■ **Work to be completed**: An exact copy of the data is required. No picture may appear in it.

Excerpts from an interface dataset:
=== Begin Enclosure ===

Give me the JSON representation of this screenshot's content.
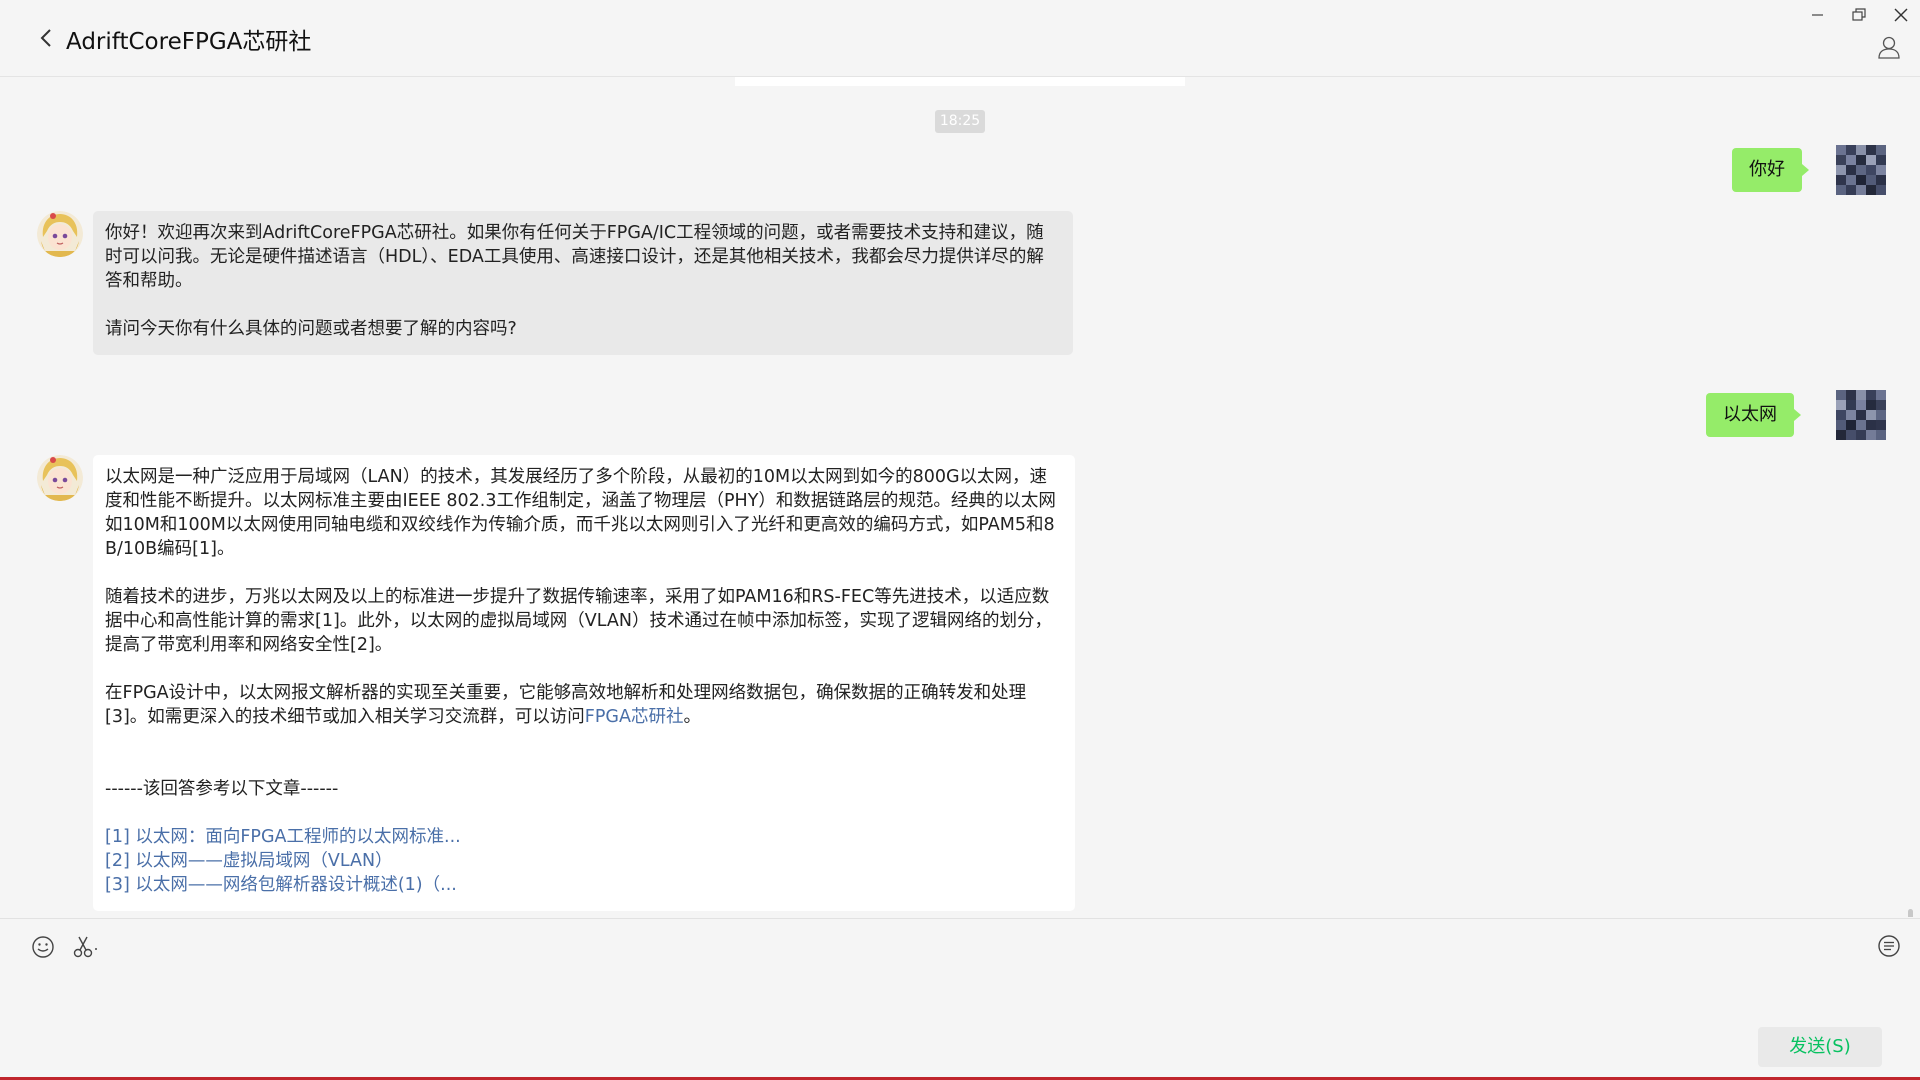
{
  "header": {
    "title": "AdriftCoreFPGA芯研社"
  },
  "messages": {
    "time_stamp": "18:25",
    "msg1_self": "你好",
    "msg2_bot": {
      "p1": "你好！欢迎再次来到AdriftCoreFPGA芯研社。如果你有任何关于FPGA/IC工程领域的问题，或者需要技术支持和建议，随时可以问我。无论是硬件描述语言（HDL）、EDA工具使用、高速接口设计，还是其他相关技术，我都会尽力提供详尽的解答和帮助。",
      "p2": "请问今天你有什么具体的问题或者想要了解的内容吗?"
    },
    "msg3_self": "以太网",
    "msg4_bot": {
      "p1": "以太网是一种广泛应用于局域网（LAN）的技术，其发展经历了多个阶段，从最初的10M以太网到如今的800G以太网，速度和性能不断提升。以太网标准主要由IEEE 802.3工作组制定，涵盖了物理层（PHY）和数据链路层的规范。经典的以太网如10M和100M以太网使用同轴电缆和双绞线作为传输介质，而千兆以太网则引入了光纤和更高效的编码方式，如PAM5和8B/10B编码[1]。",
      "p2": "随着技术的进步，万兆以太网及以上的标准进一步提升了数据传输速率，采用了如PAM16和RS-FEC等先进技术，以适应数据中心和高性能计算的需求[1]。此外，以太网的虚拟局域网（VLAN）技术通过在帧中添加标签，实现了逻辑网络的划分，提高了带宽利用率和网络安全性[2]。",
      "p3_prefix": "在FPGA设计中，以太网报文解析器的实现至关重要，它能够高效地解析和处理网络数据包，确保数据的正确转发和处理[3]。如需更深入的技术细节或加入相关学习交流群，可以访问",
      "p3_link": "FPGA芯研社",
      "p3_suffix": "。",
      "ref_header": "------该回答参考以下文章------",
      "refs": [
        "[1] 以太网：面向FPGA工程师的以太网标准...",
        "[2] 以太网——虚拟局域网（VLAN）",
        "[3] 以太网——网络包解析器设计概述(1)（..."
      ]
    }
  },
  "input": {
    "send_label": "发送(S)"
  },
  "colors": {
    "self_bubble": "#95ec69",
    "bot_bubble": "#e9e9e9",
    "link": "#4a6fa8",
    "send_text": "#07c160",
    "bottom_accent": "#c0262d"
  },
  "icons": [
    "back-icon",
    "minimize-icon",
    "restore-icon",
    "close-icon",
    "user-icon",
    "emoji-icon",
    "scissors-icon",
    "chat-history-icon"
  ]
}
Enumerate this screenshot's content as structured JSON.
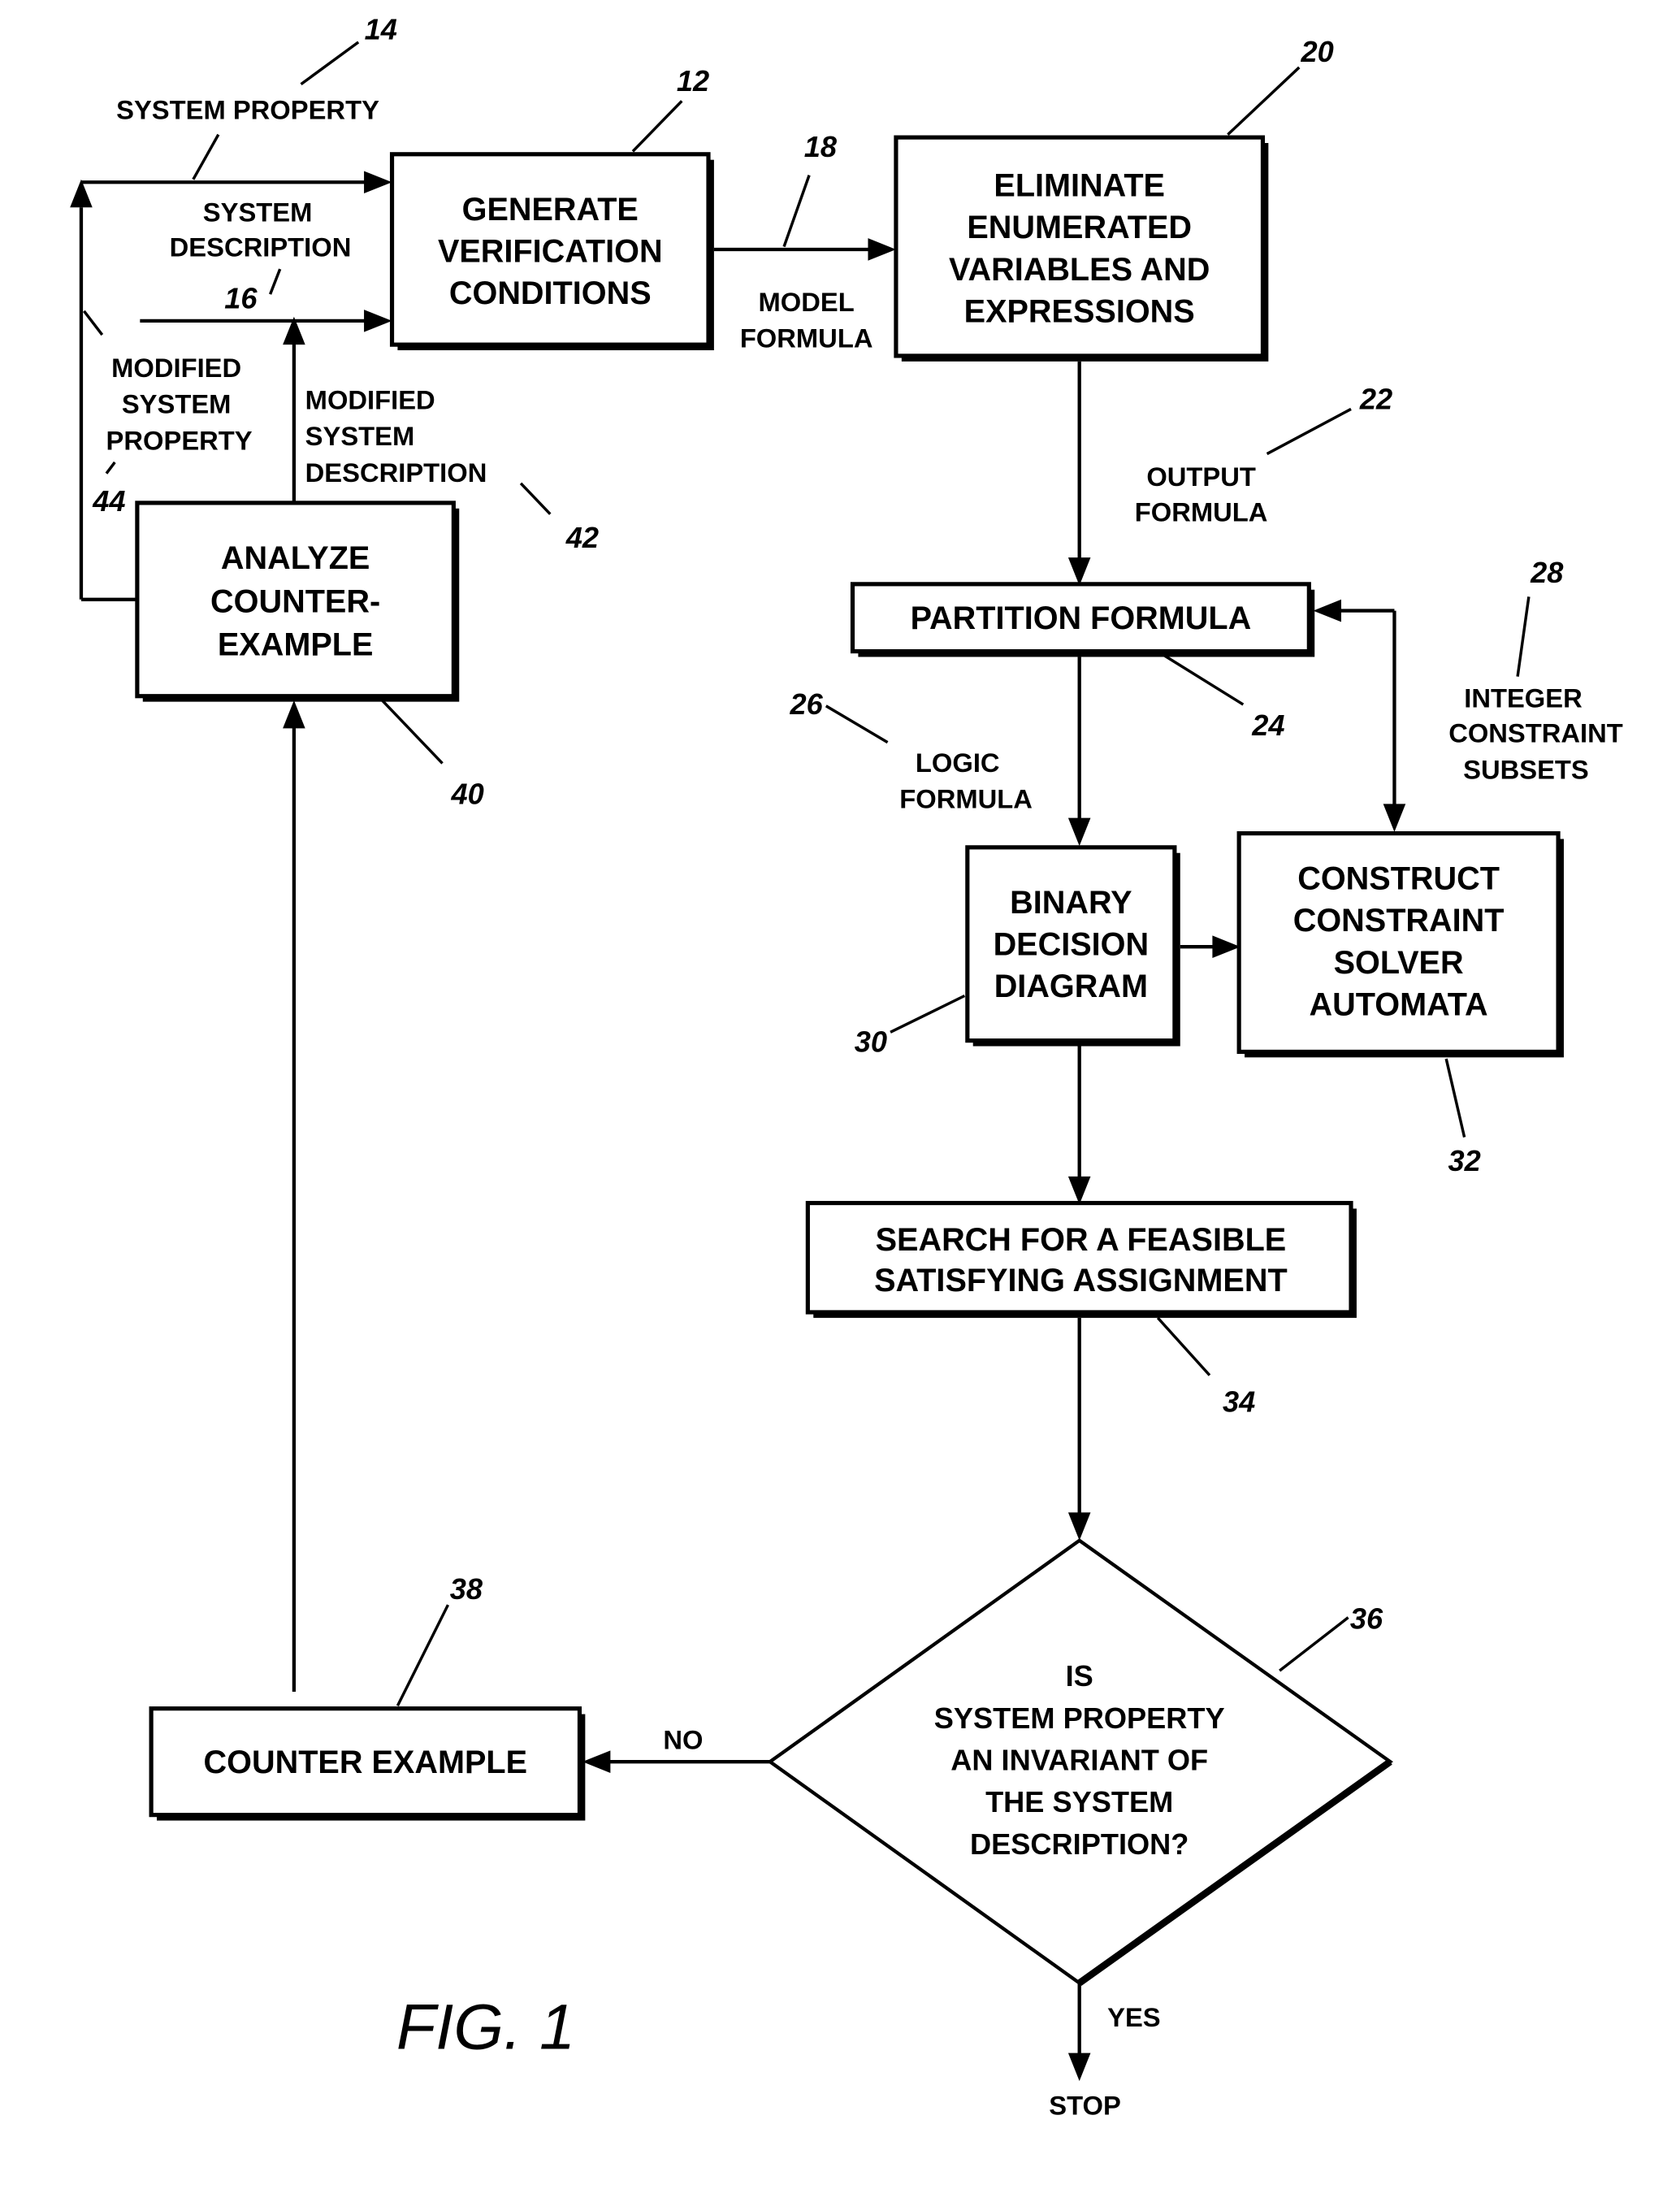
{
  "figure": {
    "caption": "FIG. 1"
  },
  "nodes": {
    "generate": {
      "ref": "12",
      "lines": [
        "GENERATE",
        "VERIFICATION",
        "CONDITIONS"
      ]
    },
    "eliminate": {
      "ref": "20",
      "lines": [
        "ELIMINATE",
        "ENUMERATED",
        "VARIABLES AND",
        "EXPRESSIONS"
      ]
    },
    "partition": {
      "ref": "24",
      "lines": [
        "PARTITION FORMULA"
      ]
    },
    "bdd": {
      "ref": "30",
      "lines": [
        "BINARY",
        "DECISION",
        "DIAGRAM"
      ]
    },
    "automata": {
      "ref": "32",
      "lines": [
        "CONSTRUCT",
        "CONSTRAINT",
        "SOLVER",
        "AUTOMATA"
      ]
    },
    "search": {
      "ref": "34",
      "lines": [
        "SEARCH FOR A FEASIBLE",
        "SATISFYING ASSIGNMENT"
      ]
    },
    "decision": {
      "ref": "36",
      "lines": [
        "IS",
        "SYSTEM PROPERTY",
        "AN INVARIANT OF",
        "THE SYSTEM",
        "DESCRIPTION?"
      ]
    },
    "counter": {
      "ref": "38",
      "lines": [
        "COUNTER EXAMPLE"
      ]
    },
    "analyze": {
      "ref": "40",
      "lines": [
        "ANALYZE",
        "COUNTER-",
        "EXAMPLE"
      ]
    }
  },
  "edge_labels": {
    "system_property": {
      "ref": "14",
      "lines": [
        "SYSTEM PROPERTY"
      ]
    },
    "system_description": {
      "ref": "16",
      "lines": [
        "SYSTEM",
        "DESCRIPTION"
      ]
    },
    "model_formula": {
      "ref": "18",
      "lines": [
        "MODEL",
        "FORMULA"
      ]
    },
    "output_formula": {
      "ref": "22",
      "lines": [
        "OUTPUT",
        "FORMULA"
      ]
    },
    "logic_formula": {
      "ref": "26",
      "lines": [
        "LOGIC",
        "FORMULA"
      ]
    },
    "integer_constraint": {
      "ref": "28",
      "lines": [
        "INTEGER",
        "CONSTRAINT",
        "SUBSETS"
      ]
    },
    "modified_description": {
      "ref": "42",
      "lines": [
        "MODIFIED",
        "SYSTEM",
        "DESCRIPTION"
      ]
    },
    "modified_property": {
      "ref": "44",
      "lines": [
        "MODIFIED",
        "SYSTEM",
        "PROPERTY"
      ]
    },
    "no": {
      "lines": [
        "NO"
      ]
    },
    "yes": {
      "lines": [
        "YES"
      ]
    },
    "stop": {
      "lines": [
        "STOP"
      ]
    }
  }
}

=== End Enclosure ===

■ **Reply to the exercise**:
Give me the JSON representation of this screenshot's content.
{
  "header": {
    "title": "AdriftCoreFPGA芯研社"
  },
  "messages": {
    "time_stamp": "18:25",
    "msg1_self": "你好",
    "msg2_bot": {
      "p1": "你好！欢迎再次来到AdriftCoreFPGA芯研社。如果你有任何关于FPGA/IC工程领域的问题，或者需要技术支持和建议，随时可以问我。无论是硬件描述语言（HDL）、EDA工具使用、高速接口设计，还是其他相关技术，我都会尽力提供详尽的解答和帮助。",
      "p2": "请问今天你有什么具体的问题或者想要了解的内容吗?"
    },
    "msg3_self": "以太网",
    "msg4_bot": {
      "p1": "以太网是一种广泛应用于局域网（LAN）的技术，其发展经历了多个阶段，从最初的10M以太网到如今的800G以太网，速度和性能不断提升。以太网标准主要由IEEE 802.3工作组制定，涵盖了物理层（PHY）和数据链路层的规范。经典的以太网如10M和100M以太网使用同轴电缆和双绞线作为传输介质，而千兆以太网则引入了光纤和更高效的编码方式，如PAM5和8B/10B编码[1]。",
      "p2": "随着技术的进步，万兆以太网及以上的标准进一步提升了数据传输速率，采用了如PAM16和RS-FEC等先进技术，以适应数据中心和高性能计算的需求[1]。此外，以太网的虚拟局域网（VLAN）技术通过在帧中添加标签，实现了逻辑网络的划分，提高了带宽利用率和网络安全性[2]。",
      "p3_prefix": "在FPGA设计中，以太网报文解析器的实现至关重要，它能够高效地解析和处理网络数据包，确保数据的正确转发和处理[3]。如需更深入的技术细节或加入相关学习交流群，可以访问",
      "p3_link": "FPGA芯研社",
      "p3_suffix": "。",
      "ref_header": "------该回答参考以下文章------",
      "refs": [
        "[1] 以太网：面向FPGA工程师的以太网标准...",
        "[2] 以太网——虚拟局域网（VLAN）",
        "[3] 以太网——网络包解析器设计概述(1)（..."
      ]
    }
  },
  "input": {
    "send_label": "发送(S)"
  },
  "colors": {
    "self_bubble": "#95ec69",
    "bot_bubble": "#e9e9e9",
    "link": "#4a6fa8",
    "send_text": "#07c160",
    "bottom_accent": "#c0262d"
  },
  "icons": [
    "back-icon",
    "minimize-icon",
    "restore-icon",
    "close-icon",
    "user-icon",
    "emoji-icon",
    "scissors-icon",
    "chat-history-icon"
  ]
}
Enumerate this screenshot's content as structured JSON.
{
  "figure": {
    "caption": "FIG. 1"
  },
  "nodes": {
    "generate": {
      "ref": "12",
      "lines": [
        "GENERATE",
        "VERIFICATION",
        "CONDITIONS"
      ]
    },
    "eliminate": {
      "ref": "20",
      "lines": [
        "ELIMINATE",
        "ENUMERATED",
        "VARIABLES AND",
        "EXPRESSIONS"
      ]
    },
    "partition": {
      "ref": "24",
      "lines": [
        "PARTITION FORMULA"
      ]
    },
    "bdd": {
      "ref": "30",
      "lines": [
        "BINARY",
        "DECISION",
        "DIAGRAM"
      ]
    },
    "automata": {
      "ref": "32",
      "lines": [
        "CONSTRUCT",
        "CONSTRAINT",
        "SOLVER",
        "AUTOMATA"
      ]
    },
    "search": {
      "ref": "34",
      "lines": [
        "SEARCH FOR A FEASIBLE",
        "SATISFYING ASSIGNMENT"
      ]
    },
    "decision": {
      "ref": "36",
      "lines": [
        "IS",
        "SYSTEM PROPERTY",
        "AN INVARIANT OF",
        "THE SYSTEM",
        "DESCRIPTION?"
      ]
    },
    "counter": {
      "ref": "38",
      "lines": [
        "COUNTER EXAMPLE"
      ]
    },
    "analyze": {
      "ref": "40",
      "lines": [
        "ANALYZE",
        "COUNTER-",
        "EXAMPLE"
      ]
    }
  },
  "edge_labels": {
    "system_property": {
      "ref": "14",
      "lines": [
        "SYSTEM PROPERTY"
      ]
    },
    "system_description": {
      "ref": "16",
      "lines": [
        "SYSTEM",
        "DESCRIPTION"
      ]
    },
    "model_formula": {
      "ref": "18",
      "lines": [
        "MODEL",
        "FORMULA"
      ]
    },
    "output_formula": {
      "ref": "22",
      "lines": [
        "OUTPUT",
        "FORMULA"
      ]
    },
    "logic_formula": {
      "ref": "26",
      "lines": [
        "LOGIC",
        "FORMULA"
      ]
    },
    "integer_constraint": {
      "ref": "28",
      "lines": [
        "INTEGER",
        "CONSTRAINT",
        "SUBSETS"
      ]
    },
    "modified_description": {
      "ref": "42",
      "lines": [
        "MODIFIED",
        "SYSTEM",
        "DESCRIPTION"
      ]
    },
    "modified_property": {
      "ref": "44",
      "lines": [
        "MODIFIED",
        "SYSTEM",
        "PROPERTY"
      ]
    },
    "no": {
      "lines": [
        "NO"
      ]
    },
    "yes": {
      "lines": [
        "YES"
      ]
    },
    "stop": {
      "lines": [
        "STOP"
      ]
    }
  }
}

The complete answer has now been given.